Music Reviews

Born Ruffians Birthmarks

(Yep Roc / Paper Bag) Buy it from Insound Rating - 8/10

How refreshing to see Born Ruffians return to form after the lackluster Say It (2010). While less enticingly gritty than their 2007 debut, Red, Yellow & Blue, their newest release doesn't suffer from its higher production value. The glossier sheen is more marketable, more immediately palatable. My own predilections for lo-fi aside, this polished iteration offers more musical layers to wade through, a mish-mash of of styles with a cogent through-line -- Mitch DeRosier's fantastic and creative bass lines. But I'll get to that later.

Birthmarks' charm lies in its comforting familiarity. Listening to the album is a smile-inducing scavenger hunt of influences. Vocally, the harmonies of opening track Needle are reminiscent of Fleet Foxes, while Luke LaLonde on his own may give off more of a Strokes feeling, or perhaps Clap Your Hands Say Yeah. Maybe the overall vibe is a little Devendra Banhart and Paul Simon (try With Her Shadow on for size) mixed in with the less obnoxious parts of Vampire Weekend (sorry guys, I may be the only one who isn't a fan). LaLonde himself reminds us that proudly showcasing influences doesn't have to be derivative: "I belong to no one/A song without an album/Long forgotten maxim/spoken to the sea." No, he's probably not talking about his music, but it's a nice coincidence. 

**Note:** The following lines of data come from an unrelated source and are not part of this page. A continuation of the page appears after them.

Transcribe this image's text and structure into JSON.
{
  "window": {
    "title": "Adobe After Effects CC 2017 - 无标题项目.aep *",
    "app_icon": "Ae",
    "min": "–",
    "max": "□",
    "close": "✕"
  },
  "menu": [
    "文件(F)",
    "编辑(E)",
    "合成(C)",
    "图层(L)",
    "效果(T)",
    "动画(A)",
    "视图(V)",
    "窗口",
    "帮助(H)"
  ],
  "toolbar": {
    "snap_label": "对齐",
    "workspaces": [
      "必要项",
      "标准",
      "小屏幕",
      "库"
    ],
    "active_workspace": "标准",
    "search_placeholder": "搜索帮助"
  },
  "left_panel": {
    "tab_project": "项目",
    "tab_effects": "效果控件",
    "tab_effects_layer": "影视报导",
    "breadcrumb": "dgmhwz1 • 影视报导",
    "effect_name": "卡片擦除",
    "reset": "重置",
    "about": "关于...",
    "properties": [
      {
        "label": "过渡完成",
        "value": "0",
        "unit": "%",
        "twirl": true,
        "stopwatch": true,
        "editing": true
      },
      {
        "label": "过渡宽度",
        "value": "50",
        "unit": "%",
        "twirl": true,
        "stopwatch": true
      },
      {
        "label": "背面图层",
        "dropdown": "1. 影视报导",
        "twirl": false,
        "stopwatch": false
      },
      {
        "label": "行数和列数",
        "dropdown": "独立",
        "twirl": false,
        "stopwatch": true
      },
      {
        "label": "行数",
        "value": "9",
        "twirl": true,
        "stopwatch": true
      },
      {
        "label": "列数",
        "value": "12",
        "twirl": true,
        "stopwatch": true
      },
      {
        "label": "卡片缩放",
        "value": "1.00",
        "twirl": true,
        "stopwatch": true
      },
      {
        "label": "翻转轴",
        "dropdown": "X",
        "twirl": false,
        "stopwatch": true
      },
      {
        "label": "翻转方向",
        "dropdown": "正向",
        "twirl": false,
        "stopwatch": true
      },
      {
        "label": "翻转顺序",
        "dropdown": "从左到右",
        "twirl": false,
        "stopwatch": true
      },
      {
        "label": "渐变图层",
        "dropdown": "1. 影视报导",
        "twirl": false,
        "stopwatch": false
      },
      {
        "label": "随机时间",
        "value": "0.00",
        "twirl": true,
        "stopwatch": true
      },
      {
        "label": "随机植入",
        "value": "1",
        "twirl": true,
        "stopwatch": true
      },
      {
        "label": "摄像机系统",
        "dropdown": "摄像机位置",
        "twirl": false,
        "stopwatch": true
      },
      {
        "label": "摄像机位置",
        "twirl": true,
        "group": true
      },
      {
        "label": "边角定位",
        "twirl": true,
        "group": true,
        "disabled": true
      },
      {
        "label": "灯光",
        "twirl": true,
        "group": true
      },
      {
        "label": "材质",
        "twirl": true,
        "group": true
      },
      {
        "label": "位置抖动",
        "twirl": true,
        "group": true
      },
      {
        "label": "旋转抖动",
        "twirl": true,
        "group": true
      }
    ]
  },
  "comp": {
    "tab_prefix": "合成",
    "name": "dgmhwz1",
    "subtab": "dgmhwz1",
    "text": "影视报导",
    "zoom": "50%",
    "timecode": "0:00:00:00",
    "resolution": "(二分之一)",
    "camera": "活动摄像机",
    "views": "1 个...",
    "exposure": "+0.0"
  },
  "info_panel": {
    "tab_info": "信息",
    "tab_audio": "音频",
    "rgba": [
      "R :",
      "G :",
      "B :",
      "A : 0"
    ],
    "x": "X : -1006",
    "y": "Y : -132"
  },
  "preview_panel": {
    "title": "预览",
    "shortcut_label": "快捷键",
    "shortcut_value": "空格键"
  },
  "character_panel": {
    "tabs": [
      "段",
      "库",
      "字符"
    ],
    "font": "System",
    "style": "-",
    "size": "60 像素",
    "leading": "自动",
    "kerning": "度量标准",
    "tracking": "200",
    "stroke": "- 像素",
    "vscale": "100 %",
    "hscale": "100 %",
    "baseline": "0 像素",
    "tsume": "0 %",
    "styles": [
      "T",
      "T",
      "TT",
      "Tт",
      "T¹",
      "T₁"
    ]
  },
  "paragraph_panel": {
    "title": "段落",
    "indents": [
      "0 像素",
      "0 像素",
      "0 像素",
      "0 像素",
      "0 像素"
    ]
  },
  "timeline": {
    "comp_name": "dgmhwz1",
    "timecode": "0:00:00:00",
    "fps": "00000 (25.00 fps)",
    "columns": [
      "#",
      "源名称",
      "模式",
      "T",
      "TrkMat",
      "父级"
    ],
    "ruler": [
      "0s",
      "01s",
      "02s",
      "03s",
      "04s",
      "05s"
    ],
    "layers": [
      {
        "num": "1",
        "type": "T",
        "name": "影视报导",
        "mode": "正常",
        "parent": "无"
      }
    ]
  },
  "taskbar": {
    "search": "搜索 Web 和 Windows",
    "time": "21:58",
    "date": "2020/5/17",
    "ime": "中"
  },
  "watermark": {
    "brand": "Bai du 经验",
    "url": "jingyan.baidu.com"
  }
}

Lyrically and musically, this album is such a testament to the anxiety of young adulthood. Breaking it down, Permanent Hesitation is a clear stand out. What a perfect anthem for the uncertainty of young love in this post-romantic world, where twenty-somethings so often feel like middle schoolers, crushing hard without an attention span. How often have we ourselves wondered, "Is it cheating if I call you sweetheart?/Is it cheating if you call me your man?/I'm receiving wayward glances from your wandering eye/and pretending not to know you're there." The chipper, intoxicating jangle seals the deal. A song about modern non-romance should sound happy. It's exactly that permanent hesitation that makes our constant emotional flitting around so sexy and exciting.

It's funny and somehow so appropriate that an album full of heartbreak and lust and uncertainty is set to such catchy, uplifting melodies. As my own twenties come to a close, I feel like I can look back on them through the lens of Birthmarks (where even the name implies just the right sort of inherent inextricability). This was my life, these are the words that represent it, but it wasn't a melancholy time, and the lyrics don't deserve a maudlin backdrop. Here comes Cold Pop with its awkward erection ("Now you're shaking slow/Lipstick and eye shadow/As I go below..."), reminding us of the awkwardness of casual sex and how hard it is to keep feelings out of it. Rage Flows is another one I keep coming back to. An electrifying bass riff reels in its prey, pulling it in to an cacophonous climax: "You're never gonna live one second of life/Until you let your rage flow/Swap it for the paranoia." Another set of sad and angry overlapping an infectious dance beat. What could be more emblematic of youth?

And taking us through the labyrinth of emotions and influences and anxiety is the foundationally strong bass line; we follow it like an unraveling yarn from the soft opening harmonies, pulsing through the hard rock chorus on 6-5000, picking up the pop on the toe-tapping Ocean's Deep. A comforting constant, it never lets us stray too far into our own histories. Born Ruffians have their own stories to share, so reminiscent of our own but still uniquely theirs. It has to be purposeful that the bass fades away on the last and most ethereal track, Never Age. Maybe it's a bit heavy-handed, but it rounds out the message so well: "Stay with me, never age." Hold on to the weirdness of youth. Remember how good it felt, even when it didn't. It's what made you who you are.